Suprathreshold hue color-difference tolerances were measured at four color centers using CRT-generated stimuli. The tolerances, defined using CIELAB, were measured using two different methods of presentation. In the Absolute Experiment, the stimuli were presented at luminance levels that matched those of the previous object-color experiments, so that the CRT stimuli were nearly metameric to the originals. In the Relative Experiment, the white point of the monitor was defined as L* = 100 at a corresponding chromaticity to the object-color viewing environment, but at a lower luminance level. The results from these two experiments followed the same general trends; however, they were significantly different from each other for three of the four color centers. The same trends were seen in the object-color results, although neither CRT experimental condition produced tolerances that were conclusively more similar to the object-color results than the other. The feasibility of the use of the CRT has been demonstrated. It is likely that parametric effects of stimulus presentation are the cause of the differences in results among the different experiments, as opposed to differences in the mode of appearance. These parametric effects can be studied more quickly and economically using a computer-controlled CRT display.

Publication Date
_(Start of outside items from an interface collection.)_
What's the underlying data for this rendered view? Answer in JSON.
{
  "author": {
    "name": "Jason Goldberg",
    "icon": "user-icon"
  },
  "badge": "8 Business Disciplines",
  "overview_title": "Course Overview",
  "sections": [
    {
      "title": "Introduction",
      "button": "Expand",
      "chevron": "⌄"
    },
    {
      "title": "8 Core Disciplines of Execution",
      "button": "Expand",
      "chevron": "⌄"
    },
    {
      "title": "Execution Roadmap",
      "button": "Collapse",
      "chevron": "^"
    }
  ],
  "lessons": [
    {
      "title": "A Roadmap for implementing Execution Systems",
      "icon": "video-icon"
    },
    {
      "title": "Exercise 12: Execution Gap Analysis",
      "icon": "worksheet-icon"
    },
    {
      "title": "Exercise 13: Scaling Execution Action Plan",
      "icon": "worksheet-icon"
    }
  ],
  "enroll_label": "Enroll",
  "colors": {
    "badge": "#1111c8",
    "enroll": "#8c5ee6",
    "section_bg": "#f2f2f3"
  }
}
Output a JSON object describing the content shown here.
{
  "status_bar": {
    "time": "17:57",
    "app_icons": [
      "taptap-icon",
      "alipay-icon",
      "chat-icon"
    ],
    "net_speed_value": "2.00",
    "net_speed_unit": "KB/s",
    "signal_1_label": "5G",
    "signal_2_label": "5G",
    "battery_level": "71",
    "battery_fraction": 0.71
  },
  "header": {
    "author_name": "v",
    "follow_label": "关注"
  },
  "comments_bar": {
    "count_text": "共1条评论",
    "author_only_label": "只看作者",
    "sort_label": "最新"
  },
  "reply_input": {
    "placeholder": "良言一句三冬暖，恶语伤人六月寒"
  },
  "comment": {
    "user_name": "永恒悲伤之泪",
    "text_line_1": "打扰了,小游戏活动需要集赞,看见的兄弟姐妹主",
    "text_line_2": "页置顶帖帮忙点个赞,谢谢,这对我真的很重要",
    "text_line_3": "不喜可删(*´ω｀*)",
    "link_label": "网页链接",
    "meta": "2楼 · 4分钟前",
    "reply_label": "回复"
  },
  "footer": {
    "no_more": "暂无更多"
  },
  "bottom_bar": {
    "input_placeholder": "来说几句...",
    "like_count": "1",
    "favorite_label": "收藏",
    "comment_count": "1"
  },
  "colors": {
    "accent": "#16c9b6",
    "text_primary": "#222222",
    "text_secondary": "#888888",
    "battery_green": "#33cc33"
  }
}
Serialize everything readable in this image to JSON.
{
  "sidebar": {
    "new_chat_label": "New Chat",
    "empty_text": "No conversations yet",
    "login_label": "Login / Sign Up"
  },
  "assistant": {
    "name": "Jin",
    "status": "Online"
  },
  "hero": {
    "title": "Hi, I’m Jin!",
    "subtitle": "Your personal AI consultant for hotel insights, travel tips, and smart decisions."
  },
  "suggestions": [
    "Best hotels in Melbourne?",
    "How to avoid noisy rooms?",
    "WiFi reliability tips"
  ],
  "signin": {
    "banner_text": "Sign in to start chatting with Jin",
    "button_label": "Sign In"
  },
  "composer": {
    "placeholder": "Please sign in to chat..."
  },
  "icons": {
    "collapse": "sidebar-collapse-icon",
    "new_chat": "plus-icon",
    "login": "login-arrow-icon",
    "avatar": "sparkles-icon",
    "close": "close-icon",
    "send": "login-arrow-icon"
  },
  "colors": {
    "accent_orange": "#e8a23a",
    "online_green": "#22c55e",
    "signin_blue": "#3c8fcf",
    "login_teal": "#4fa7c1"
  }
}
Copyright © 1999 by The Association for Research in Vision and Ophthalmology. All Rights Reserved. With the exception of material authored by government employees working in an official capacity, copyright for all material published in Journal of Vision is assigned to the Association for Research in Vision and Ophthalmology (ARVO). Users may view, reproduce or store copies of articles comprising the journal provided that the articles are used only for their personal, non-commercial use. Uses beyond that allowed by the "Fair Use" limitations (sections 107 and 108) of the U.S. Copyright law require permission which must be obtained in writing from the Journal of Vision Editorial Office (see contact information below). Any uses and or copies of Journal of Vision articles, either in whole or in part, must include the customary bibliographic citation, including author attribution, date, article title, journal name, DOI and/or URL, and copyright notice. This research was supported by the Munsell Color Science Laboratory Industrial Color Difference Consortium. The current members are 3M, Datacolor International, Detroit Color Council, DuPont Automotive, Dystar, Bayer Corporation, Inter-Society Color Council, Macbeth, Society of Plastics Engineers, PPG, and Xerox Corporation. The authors wish to thank Lisa Reniff and Dave Wyble for their assistance in running the experiment, the observers who volunteered their time, and Tsuneo Kusunoki of the Sony Corporation for arranging the modification of a production display and its donation. Thanks also to Rolf G. Kuehni for critiquing the article manuscript. The authors also thank LMT Lichtmesstechnik GmbH, Berlin; Fuji Photo Film Co., Ltd.; Sony; and Macbeth for the donation of the equipment used in this research to the Munsell Color Science Laboratory and DuPont for the production of the samples used in this study.ISSN:1534-7362 Note: imported from RIT’s Digital Media Library running on DSpace to RIT Scholar Works in February 2014.

Document Type


Department, Program, or Center

Chester F. Carlson Center for Imaging Science (COS)


RIT – Main Campus